» Records supplied:
* * * * * * *

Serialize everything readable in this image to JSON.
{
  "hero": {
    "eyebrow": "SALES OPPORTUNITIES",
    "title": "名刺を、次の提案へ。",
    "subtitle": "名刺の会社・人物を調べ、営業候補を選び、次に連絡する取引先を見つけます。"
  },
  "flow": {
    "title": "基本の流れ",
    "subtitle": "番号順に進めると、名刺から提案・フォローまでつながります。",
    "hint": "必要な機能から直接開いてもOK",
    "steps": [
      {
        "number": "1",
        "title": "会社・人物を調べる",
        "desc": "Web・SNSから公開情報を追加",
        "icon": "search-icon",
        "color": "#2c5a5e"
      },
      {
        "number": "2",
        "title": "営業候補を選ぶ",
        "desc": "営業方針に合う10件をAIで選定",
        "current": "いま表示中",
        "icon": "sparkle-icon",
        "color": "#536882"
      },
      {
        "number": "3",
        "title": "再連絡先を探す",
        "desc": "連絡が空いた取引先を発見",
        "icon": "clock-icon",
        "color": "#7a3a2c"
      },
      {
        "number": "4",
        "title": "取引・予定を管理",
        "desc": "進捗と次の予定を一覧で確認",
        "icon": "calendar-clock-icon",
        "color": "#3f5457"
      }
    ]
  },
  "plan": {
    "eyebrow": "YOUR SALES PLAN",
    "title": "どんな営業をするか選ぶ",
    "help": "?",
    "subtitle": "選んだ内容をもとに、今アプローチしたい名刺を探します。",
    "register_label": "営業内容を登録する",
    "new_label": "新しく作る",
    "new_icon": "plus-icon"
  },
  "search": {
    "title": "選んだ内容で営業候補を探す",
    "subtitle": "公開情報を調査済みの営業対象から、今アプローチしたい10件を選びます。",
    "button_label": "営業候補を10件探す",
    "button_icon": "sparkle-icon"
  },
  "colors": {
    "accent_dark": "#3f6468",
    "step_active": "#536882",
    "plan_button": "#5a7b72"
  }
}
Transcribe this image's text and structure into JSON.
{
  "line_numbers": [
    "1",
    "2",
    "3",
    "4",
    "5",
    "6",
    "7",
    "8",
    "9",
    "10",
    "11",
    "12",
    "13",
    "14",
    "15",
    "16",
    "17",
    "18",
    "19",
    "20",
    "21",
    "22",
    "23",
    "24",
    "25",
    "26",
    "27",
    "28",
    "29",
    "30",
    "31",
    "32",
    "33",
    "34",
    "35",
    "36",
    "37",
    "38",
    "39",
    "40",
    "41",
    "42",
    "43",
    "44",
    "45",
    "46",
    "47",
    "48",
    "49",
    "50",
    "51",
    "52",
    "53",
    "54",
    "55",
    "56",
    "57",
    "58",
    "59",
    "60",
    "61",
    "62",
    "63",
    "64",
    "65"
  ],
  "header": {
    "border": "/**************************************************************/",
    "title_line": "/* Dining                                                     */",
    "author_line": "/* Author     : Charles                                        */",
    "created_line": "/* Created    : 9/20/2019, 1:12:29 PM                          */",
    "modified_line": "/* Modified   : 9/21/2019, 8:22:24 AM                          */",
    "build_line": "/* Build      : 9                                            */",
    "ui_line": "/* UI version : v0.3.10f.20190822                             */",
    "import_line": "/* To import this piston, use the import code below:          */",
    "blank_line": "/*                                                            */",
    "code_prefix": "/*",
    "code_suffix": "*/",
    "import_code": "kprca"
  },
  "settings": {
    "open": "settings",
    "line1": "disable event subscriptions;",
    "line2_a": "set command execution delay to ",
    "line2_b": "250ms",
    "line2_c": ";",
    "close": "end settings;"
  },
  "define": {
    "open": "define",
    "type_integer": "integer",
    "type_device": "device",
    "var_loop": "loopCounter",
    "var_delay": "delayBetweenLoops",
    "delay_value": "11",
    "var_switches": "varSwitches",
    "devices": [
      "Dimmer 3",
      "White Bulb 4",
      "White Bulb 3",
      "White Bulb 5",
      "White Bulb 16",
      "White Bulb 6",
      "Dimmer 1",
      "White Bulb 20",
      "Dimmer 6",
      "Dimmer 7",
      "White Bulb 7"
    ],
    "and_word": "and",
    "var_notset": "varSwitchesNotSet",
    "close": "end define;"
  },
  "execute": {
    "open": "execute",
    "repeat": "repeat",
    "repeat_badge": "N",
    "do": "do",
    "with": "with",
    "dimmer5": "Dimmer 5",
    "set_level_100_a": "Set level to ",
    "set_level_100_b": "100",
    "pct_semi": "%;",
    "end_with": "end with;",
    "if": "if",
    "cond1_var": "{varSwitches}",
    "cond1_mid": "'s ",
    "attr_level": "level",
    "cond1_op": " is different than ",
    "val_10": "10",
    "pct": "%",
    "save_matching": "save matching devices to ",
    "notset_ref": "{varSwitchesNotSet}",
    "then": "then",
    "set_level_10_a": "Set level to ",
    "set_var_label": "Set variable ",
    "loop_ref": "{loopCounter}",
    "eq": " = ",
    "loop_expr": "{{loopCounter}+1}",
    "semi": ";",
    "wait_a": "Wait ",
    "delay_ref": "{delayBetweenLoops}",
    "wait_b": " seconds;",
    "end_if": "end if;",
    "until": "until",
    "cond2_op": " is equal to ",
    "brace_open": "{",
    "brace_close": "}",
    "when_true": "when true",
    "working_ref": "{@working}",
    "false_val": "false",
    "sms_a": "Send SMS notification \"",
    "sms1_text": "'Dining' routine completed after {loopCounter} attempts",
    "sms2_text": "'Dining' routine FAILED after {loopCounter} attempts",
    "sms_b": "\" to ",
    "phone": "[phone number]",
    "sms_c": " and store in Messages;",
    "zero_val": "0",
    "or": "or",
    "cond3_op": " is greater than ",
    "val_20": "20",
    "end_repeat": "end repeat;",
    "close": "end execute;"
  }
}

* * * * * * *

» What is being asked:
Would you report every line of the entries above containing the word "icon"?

» Final answer:
        "icon": "search-icon",
        "icon": "sparkle-icon",
        "icon": "clock-icon",
        "icon": "calendar-clock-icon",
    "new_icon": "plus-icon"
    "button_icon": "sparkle-icon"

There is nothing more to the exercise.